Gastroesophageal reflux disease is an ailment in which the sufferer feels a burning sensation near the upper abdomen. This sensation seems to be so close to the heart that people who are not healthcare professionals usually refer to it as heartburn. The organ that feels as if it is burning is actually the esophagus. Gastroesophageal reflux disease refers to the backflow, or reflux, of the contents of the stomach into the esophagus.
When people eat, food travels down the esophagus and into the stomach. Once the food has passed into the stomach, a muscle called the lower esophageal sphincter normally stays tightly contracted to prevent food from going back the way it came. In people who have gastroesophageal reflux disease, the lower esophageal sphincter fails to contract fully, and whatever is in the stomach backs up into the esophagus. This also includes the acids that the stomach secretes to break down foods into their raw materials for nutrition.
The acids that back up into the esophagus in people who suffer from gastroesophageal reflux disease are what cause the unpleasant burning sensation that many term heartburn. This is because the stomach acids begin to break down the protective inner lining of the esophagus. The stomach is able to withstand the highly corrosive acids that it secretes, but a healthy esophagus does not need the same protection because the lower esophageal sphincter is in place to prevent stomach acids from backing up into it.
Lifestyle modification might be the first line of defense for people who have gastroesophageal reflux disease. These might include eating foods low in fat and spices, avoiding eating two hours before bed, and sleeping with the head of the bed elevated to prevent acid reflux with the aid of gravity. Research suggests that smoking might make the condition worse. All situations are different, and it is best for the patient to make note of which events trigger gastroesophageal reflux disease symptoms and avoid them.
There are mainly two types of medications that treat gastroesophageal reflux disease. The most conservative medicinal treatment is to take medication designed to neutralize the acid so that it does not have its normal corrosive effect. This is called an antacid. Another type of medication keeps the stomach from producing most of its acids. As of the year 2010, drugs called proton pump inhibitors are generally considered the most effective way to decrease stomach acid production.
If lifestyle modification and medication do not work, surgery might be necessary. The standard surgery for gastroesophageal reflux disease as of 2010 is called Nissen fundoplication.
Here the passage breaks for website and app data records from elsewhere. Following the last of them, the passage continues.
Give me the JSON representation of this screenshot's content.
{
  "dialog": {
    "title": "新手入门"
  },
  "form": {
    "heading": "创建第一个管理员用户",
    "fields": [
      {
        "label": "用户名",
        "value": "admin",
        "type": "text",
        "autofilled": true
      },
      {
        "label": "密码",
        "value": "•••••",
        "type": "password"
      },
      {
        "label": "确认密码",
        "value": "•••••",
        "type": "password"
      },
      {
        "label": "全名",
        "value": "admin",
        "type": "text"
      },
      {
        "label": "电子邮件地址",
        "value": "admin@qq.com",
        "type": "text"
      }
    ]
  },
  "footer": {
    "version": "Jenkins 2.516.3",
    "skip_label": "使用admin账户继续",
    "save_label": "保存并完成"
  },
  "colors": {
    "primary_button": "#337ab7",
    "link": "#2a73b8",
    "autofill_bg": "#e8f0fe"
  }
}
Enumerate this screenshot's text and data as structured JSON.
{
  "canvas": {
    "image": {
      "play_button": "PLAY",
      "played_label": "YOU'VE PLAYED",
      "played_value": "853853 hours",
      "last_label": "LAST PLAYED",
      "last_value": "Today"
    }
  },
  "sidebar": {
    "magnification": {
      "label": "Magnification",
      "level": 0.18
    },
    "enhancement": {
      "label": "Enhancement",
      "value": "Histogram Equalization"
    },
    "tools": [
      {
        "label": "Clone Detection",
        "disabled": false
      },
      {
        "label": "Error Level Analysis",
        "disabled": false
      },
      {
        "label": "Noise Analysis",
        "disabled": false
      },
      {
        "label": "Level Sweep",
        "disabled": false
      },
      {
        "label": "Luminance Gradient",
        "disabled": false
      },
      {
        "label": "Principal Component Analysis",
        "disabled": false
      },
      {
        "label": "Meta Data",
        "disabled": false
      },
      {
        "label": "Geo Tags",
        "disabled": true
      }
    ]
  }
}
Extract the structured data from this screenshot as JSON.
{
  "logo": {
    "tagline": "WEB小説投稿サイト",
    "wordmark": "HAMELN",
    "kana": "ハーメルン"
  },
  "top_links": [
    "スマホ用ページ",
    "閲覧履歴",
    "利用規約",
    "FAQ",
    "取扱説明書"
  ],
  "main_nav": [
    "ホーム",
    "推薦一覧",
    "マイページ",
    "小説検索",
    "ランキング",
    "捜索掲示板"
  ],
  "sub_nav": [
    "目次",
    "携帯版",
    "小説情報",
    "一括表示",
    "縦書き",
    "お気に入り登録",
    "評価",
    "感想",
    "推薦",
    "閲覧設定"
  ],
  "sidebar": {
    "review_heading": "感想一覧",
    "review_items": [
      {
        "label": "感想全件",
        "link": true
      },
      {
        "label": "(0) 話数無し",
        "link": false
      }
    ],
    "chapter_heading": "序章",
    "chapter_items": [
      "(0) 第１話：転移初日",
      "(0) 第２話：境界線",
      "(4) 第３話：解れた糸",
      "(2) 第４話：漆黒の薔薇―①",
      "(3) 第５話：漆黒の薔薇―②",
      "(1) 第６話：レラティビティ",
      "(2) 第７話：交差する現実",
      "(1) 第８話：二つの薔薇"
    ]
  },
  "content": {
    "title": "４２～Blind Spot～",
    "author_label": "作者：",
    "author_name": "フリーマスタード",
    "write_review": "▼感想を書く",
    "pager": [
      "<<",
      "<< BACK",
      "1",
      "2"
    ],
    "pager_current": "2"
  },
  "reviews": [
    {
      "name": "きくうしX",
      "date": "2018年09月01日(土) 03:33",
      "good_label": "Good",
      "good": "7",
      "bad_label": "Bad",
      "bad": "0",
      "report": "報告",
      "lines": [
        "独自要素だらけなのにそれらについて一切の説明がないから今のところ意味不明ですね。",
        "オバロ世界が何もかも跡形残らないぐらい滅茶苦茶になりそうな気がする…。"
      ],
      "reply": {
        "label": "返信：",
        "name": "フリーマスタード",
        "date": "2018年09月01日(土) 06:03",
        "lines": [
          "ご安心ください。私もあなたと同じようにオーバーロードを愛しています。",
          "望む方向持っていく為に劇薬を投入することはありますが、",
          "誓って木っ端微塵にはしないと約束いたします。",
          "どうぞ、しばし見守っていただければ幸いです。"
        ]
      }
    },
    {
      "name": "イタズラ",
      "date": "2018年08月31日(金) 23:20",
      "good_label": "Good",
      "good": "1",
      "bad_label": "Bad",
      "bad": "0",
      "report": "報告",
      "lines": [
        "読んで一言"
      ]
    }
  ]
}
This operation makes the lower esophageal sphincter stronger by wrapping the upper part of the stomach around it. The sphincter is then able to close properly and prevent the reflux of the stomach contents.